Resistance forces say at least 600 Taliban fighters killed in Panjshir
New Delhi : Around 600 Taliban fighters were killed in Afghanistan's northeastern province of Panjshir, the last Afghan province holding out against the hardline Islamist group, the Afghan resistance forces have claimed.
"About 600 Taliban terrorists have been liquidated in various districts of Panjshir since morning.
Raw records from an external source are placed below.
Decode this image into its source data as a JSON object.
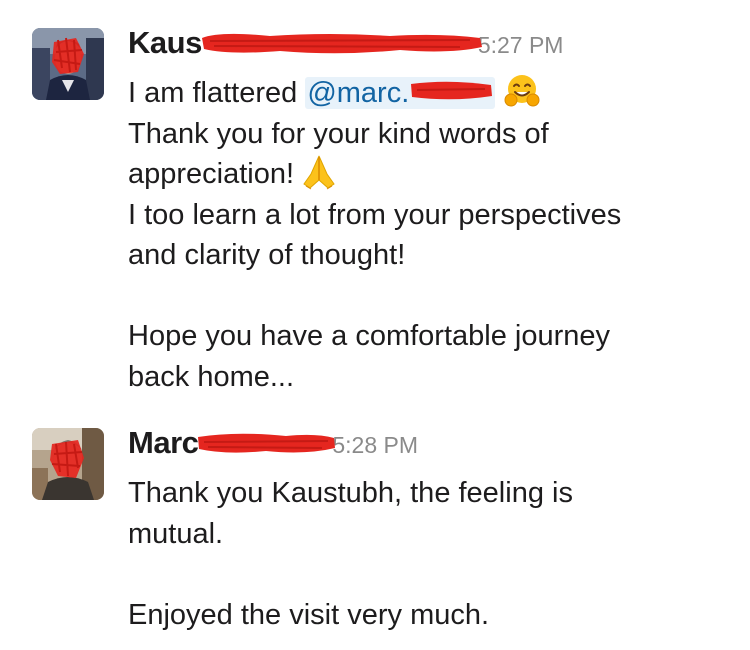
{
  "messages": [
    {
      "author": "Kaus",
      "time": "5:27 PM",
      "lines": [
        {
          "before": "I am flattered ",
          "mention": "@marc.",
          "emoji": "hugging-face"
        },
        {
          "text": "Thank you for your kind words of"
        },
        {
          "text": "appreciation!",
          "emoji": "folded-hands"
        },
        {
          "text": "I too learn a lot from your perspectives"
        },
        {
          "text": "and clarity of thought!"
        },
        {
          "text": ""
        },
        {
          "text": "Hope you have a comfortable journey"
        },
        {
          "text": "back home..."
        }
      ]
    },
    {
      "author": "Marc",
      "time": "5:28 PM",
      "lines": [
        {
          "text": "Thank you Kaustubh, the feeling is"
        },
        {
          "text": "mutual."
        },
        {
          "text": ""
        },
        {
          "text": "Enjoyed the visit very much."
        }
      ]
    }
  ],
  "colors": {
    "redaction": "#e5261f",
    "mention_bg": "#e8f2fa",
    "mention_text": "#1264a3",
    "timestamp": "#8a8a8a"
  },
  "icons": [
    "hugging-face-emoji-icon",
    "folded-hands-emoji-icon"
  ]
}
More than 1,000 Taliban militants have been captured or surrendered themselves," the resistance forces' spokesperson Fahim Dashti tweeted, according to Sputnik News.
Panjshir is the stronghold of the National Resistance Front of Afghanistan, led by Ahmad Massoud, the son of late ex-Afghan guerrilla commander Ahmad Shah Massoud, and acting President Amrullah Saleh.
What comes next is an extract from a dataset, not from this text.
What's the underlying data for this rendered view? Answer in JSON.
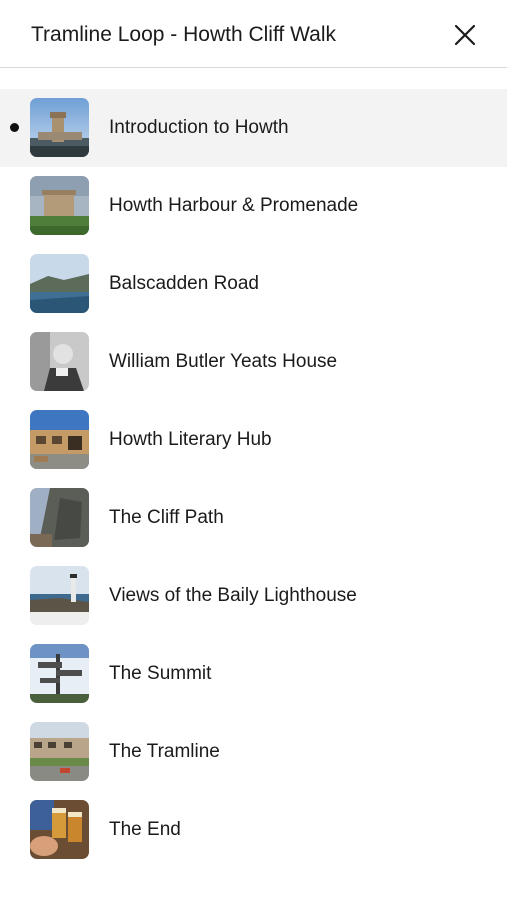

The Taliban, which swept through the country ahead of the final withdrawal of US-led troops on August 31, could not control the valley when they ruled Afghanistan last from 1996 to 2001.
Even though both sides claimed to have the upper hand in Panjshir but neither has given any conclusive evidence to prove it. Al Jazeera reported that a Taliban official said fighting was on in Panjshir but the advance had been slowed by landmines placed on the road to the capital Bazarak and the provincial governor's compound. Taliban spokesperson Bilal Karimi said the Khinj and Unabah districts had been taken, giving Taliban forces control of four of the province's seven districts. "The Mujahideen (Taliban fighters) are advancing toward the centre (of the province)," he said on Twitter.